The first swamp hibiscus flower of the season came in this week and it was a beauty, perfectly shaped and an iridescent blood scarlet that no other flower can quite match. These don't open slowly like a rose. No, they burst open over night and are usually gone in a day or so. As its name suggests, this plant likes water, so it is planted in a pot in the lower pond, where it dies away each winter and comes back new in the spring (this is its fourth year, I believe).

I'm not sure why it comes back every year. Does the new growth come from seeds dropped into the water or does it come directly from the roots? Apparently the swamp hibiscus (Hibiscus coccineus) is capable of both methods of reproduction, which makes you wonder how such a thing could happen. I mean, we know why humans have babies. What if we discovered that babies could also be made by sitting on cabbages or spinach? We'd think: isn't the one way enough?

I wish I knew more about everything.

My real fun this time of year is looking for the first bamboo shoot of the season.
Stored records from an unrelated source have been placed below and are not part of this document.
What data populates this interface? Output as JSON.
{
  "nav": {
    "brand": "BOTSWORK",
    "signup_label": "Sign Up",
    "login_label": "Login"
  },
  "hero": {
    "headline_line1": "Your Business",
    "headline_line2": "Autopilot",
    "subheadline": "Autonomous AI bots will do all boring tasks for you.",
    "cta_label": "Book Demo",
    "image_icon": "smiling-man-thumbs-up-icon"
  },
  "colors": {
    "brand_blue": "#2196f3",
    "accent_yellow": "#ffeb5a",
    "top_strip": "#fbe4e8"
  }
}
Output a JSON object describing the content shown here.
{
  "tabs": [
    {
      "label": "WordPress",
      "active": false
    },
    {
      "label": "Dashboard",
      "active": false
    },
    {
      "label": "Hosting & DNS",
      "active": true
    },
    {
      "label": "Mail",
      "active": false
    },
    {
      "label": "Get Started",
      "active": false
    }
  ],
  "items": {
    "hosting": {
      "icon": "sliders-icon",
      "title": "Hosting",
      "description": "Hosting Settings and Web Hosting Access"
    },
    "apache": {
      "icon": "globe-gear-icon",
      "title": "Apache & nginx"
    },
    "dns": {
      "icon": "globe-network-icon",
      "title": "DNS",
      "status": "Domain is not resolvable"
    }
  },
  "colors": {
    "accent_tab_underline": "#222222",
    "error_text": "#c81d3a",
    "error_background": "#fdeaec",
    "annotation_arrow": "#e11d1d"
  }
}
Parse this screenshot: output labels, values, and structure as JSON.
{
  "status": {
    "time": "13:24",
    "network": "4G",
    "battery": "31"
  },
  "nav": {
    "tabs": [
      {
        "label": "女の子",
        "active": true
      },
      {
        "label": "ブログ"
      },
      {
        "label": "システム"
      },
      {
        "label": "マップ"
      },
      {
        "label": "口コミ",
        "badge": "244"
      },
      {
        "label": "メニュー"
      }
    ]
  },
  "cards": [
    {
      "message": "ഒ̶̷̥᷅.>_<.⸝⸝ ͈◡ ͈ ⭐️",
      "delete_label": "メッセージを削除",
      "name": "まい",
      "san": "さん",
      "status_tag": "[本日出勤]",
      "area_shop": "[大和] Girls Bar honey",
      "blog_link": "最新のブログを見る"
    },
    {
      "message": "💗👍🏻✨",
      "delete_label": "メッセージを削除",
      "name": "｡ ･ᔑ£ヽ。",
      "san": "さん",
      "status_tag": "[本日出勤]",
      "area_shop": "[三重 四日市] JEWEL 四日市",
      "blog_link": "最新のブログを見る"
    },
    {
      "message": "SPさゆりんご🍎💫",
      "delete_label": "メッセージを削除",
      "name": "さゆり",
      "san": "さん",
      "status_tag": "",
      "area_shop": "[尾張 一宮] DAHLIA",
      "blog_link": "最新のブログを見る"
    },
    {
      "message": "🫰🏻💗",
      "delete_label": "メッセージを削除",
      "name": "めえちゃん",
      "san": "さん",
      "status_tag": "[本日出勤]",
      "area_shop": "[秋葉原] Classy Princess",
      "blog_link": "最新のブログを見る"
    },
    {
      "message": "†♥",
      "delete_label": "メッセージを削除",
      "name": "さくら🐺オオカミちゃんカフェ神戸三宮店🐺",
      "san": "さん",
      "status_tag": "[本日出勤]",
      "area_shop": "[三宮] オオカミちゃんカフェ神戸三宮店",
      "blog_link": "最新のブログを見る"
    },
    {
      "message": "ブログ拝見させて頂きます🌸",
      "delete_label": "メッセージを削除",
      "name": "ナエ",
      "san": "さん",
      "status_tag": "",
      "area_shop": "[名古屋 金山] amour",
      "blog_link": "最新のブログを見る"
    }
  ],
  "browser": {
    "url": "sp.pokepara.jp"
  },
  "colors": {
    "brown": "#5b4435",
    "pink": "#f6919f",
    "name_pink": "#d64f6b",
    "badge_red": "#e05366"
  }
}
These come up from the ground at their full width (Oldhamii shoots are 2 to 4 inches in diameter), green with soft folds on top that allow them to squirm upward with amazing speed and reach their full height by the end of the summer--maybe 40 feet this year.

No shoots yet.

Sunday, June 6, 2010

The Frogs of Summer

Summer is here. I walked around the property early this morning to throw fertilizer on my favorite plants (I'm not on speaking terms with some of them), and I was soon covered in sweat. Then in the side yard, as I was clearing out some weeds, I noticed that the Bombax tree has recovered from the winter freeze, growing out and up from the dead brown stock just above the ground--I'd given up all hope on him. In this picture the new green stock is barely visible to the left of the brown one.

Life is resilient, and I would be more encouraged about things if not for all these videos on TV of birds covered in oil, many of them were dead or will soon be. It is a real crime and sad beyond words.

And the oil is heading our way...

The frogs are back in our fish ponds. They come and go with some invisible purpose, some schedule that makes no sense to me, sometimes with the rain and sometimes during a dry spell. Lately Bingo, our bionic CIA dog, is content to rest quietly on the back porch with us and listen.

It's no secret that Bingo is preparing for a top-secret mission (infiltrating the oil cartel), and there's a good chance that he will be away for quite a while. We'll miss him, but maybe at least he'll get transferred to a cold climate. He's definitely not fond of the hot weather.